ELEVEN: Leave to cure in the mold for a few days. Because of the added feijoa pulp, the soap will be softer than usual and need a bit more curing, especially if you have left out the sodium lactate.

TWELVE: When the soap has hardened enough to take out of the mold, cut it into 4 bars and leave them to cure for another 6-8 weeks.

Feijoa Soap

  • Difficulty: advanced
  • Print
Before starting, make sure you wear protective goggles and gloves and work in a well-ventilated area, free from any distractions!

Ingredients

  • 150 g olive oil
  • 130 g rice bran oil
  • 100 g coconut oil
  • 20 g castor oil
  • 55 g caustic soda
  • 80 ml water
  • 1 teaspoon sodium lactate
  • 2 tablespoons feijoa pulp
  • 20 ml feijoa fragrance
  • 1 teaspoon green mica

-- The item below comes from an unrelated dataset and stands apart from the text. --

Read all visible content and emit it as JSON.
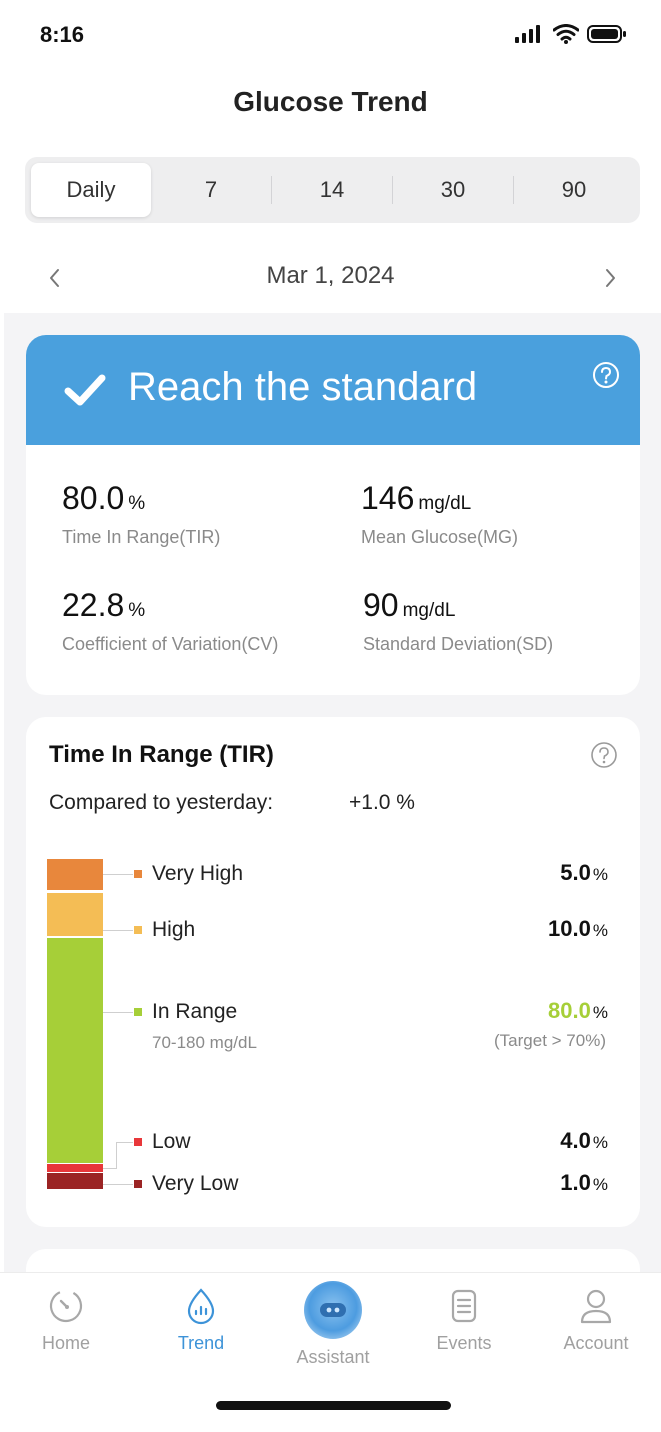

Directions

  1. Prepare your lye: carefully add the caustic soda to the water and stir gently until all the caustic soda has dissolved. Set aside to cool.
  2. While you wait for the lye to cool, scoop out the flesh from 1 large or 2 small feijoa. Set aside 2 tablespoons of fruit.
  3. In a small container, weigh out 15 ml of rice bran oil and add one teaspoon of green mica. Using a little whisk, mix the mica into the oil.
  4. Weigh out the coconut oil in a pyrex jug and heat in the microwave on high for 1 minute or until melted.
  5. Add the remaining rice bran oil, olive oil and castor oil to the now melted coconut oil.
  6. When the lye has cooled down to room temperature, stir in one teaspoon of sodium lactate. Then, carefully add the lye to the oils and stick blend briefly.
  7. Add the feijoa pulp and continue stick blending until light trace. From this point on, you will have to work very quickly as the soap will thicken fast.
  8. Add the colour solution and give it another quick pulse with the stick blender.
  9. Next, add your fragrance, and using a whisk (not stick blender), mix quickly to disperse the fragrance throughout the soap.
  10. Pour the soap into the mold and insulate the soap to ensure a gel phase. However, the soap will warm up quite a bit, so keep an eye on it during the first few hours.
  11. Leave to cure in the mold for a few days before removing it from the mold and cutting into 4 bars.
  12. Let the bars cure for another 6-8 weeks.